You arrange a meeting with an investment adviser at one of the investment banks. You drive up to a glittering new office building, and ask the guard which floor the investment firm occupies. Leaving the elevator, you walk into a luxurious office, featuring well-groomed youngsters scurrying madly and a chic receptionist, who asks who your meeting is with. She will also offer you coffee.

Your host arrives in one minute and the coffee in two. While you sniff it dubiously and wonder exactly what that is floating on top, the adviser will introduce himself and launch into light chitchat designed to put you at ease.

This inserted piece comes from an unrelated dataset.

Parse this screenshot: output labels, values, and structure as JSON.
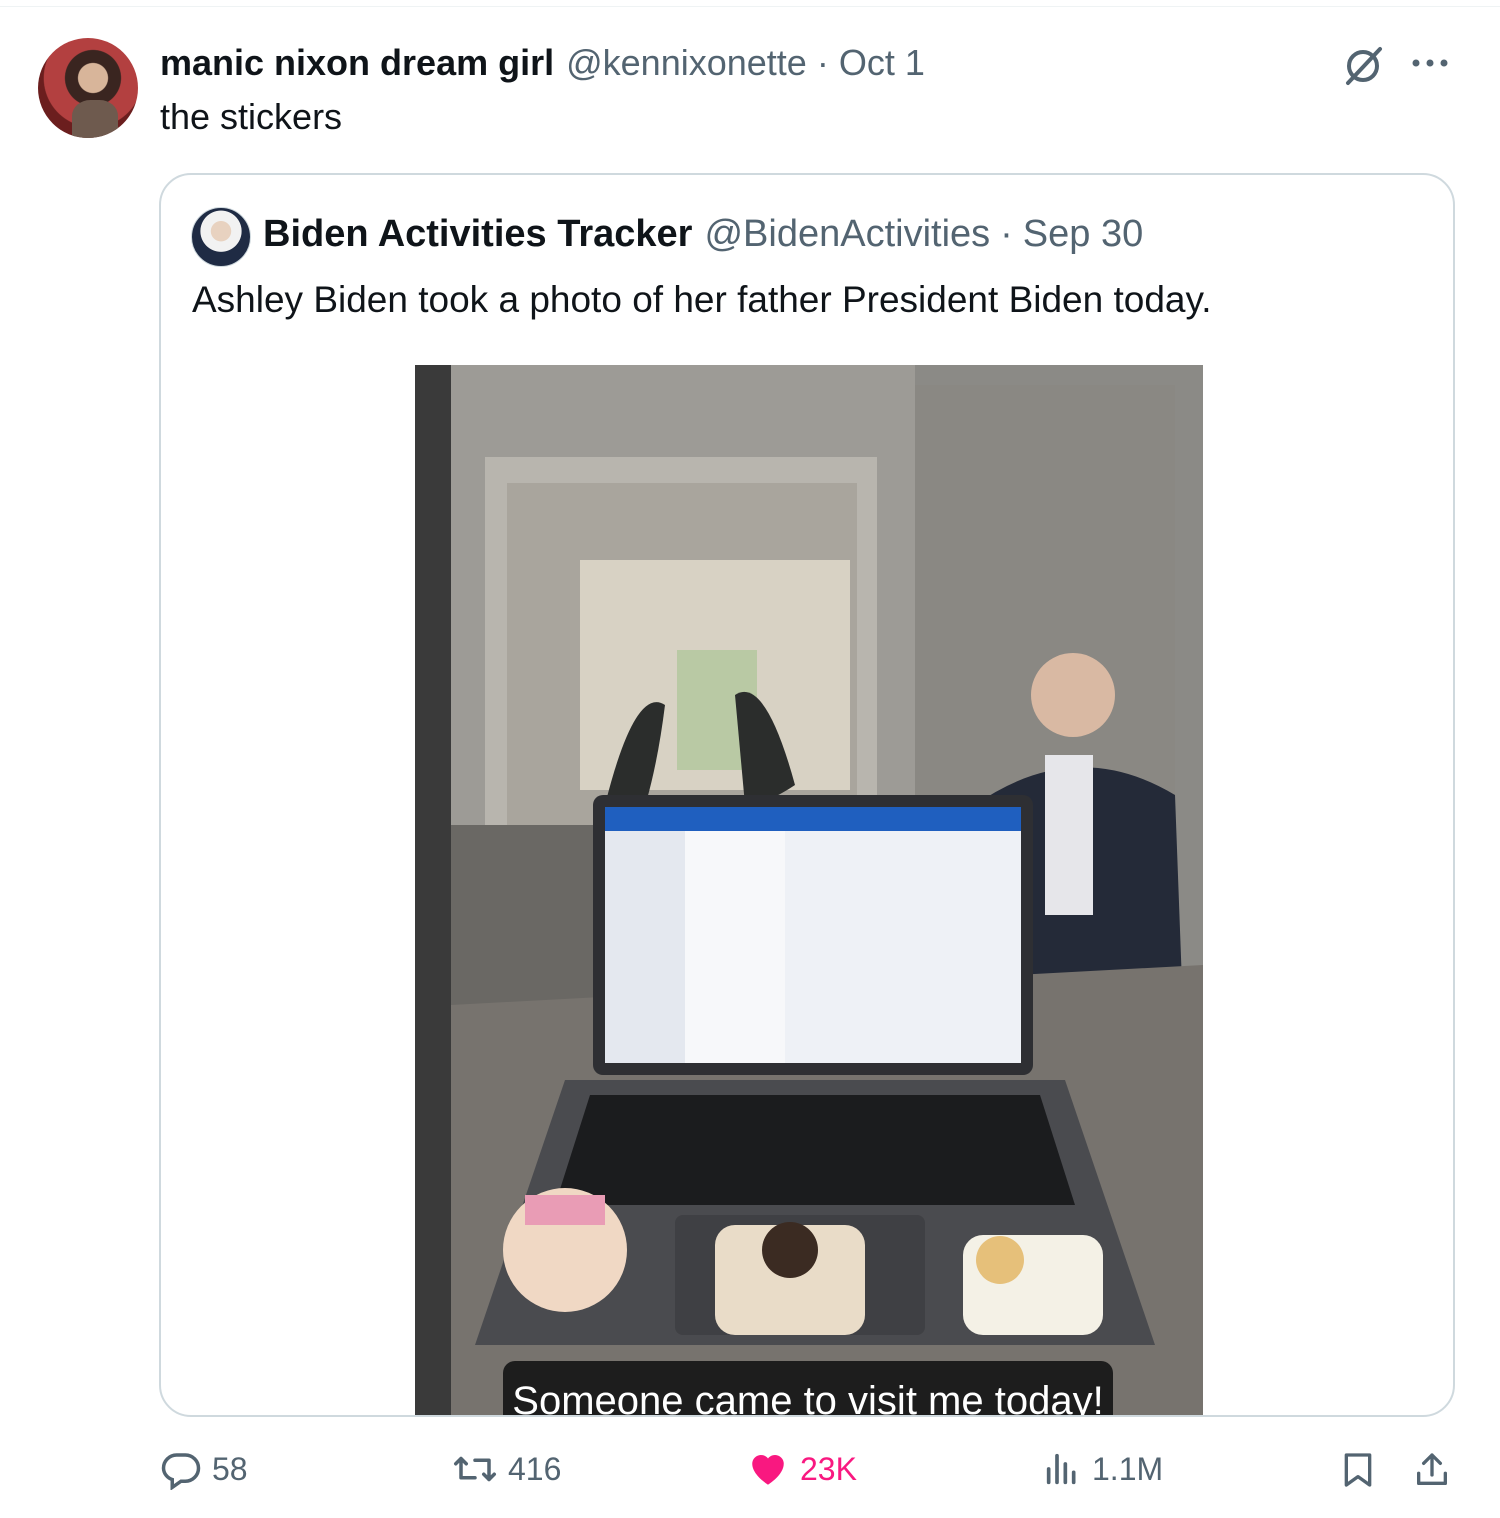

What do you do? How did you come across us? Where did you park?

Coffee and pleasantries over, the first real question arrives: "How much money do you have to invest?" Ah, a few hundred thousand. Then she will ask about your appetite for risk.

Well-versed in market lore, you reply that you slaved to save that money, you want a diversified portfolio and don't want too much risk, maybe 20-30% in stocks. "What do you think?" you ask her.

She probably thinks it's time to expand your investments abroad, and that the investment bank believes in a big shares component because returns in other avenues arrangement low.

And then she surprises you: "Do you prefer to invest through a personal portfolio, or a mutual fund?"

You are surprised. You thought the whole reason to come to an investments firm is to build a personal portfolio that they'd manage for you. You can get into a mutual fund anywhere. You explain that.

But is that smart? You're sort of medium in scope: is a personal portfolio the best way to go?

What the leavers leave behind

If you examine the conundrum via fees, you'll learn that the fee for managing a personal portfolio runs between 1.5% to 2.5% of assets, generally, based on the size of the shares component. The fee in mutual funds can be as high as 4%. That's some difference. Yet in many cases, management of a personal portfolio turns out to generate lower yields, especially post-tax. Why?

The first reason is that almost all Israeli investors, 99% according to some experts, fear over-concentration of their portfolio and want diversification. If granny told you never to put all your eggs in one basket, then a mutual fund or ETF is more suitable for you.

The second reason is the more important one, and it has to do with tax. In the case of  personal portfolio, when you buy and sell shares yourself, you pay tax of 20% of your gains. Your portfolio manager will  try to play around with buying and selling to offset losses from gains, but that almost always winds up in tears, meaning, a fat tax bill.

On the other hand, you don't pay tax on gains from a mutual fund until the day you sell your units in the fund. The result is a significant tax benefit, and an effect of compound interest: the fund continues to invest the "deferred tax".

Insofar as tax is concerned, investment in a mutual fund is several times more efficient than a personal portfolio.

There is a third element, a small one, but it builds up. Each time a member sells his mutual fund units, he does it at a slightly lower price than paid by the next investor to join. The result is that redeemers leave a little money behind for the ones that stay. If you stay in a mutual fund for a long time, you gain a little extra, that builds up over time.

If you prefer to take the risk and invest in a handful of stocks, a personally managed portfolio is the thing for you. It can be the fastest way to make money, if you bet right. But it is the riskiest avenue. If like most Israelis you aren't enamored of risk, consider a mutual fund, despite the higher fees.

"After twenty years of experience, I can say that a personal portfolio is mainly an ego trip," remarked one veteran portfolio, and mutual funds, manager. "We pat the ego of the clients. It's nice, there's somebody to talk to, buy sell, and come Friday the client can boast to his friends that his portfolio manager bought this or that for him. But in practice they pay a lot of money and don't get particularly impressive returns. For the small, or even the medium investor, a mutual fund or ETF is the way to go."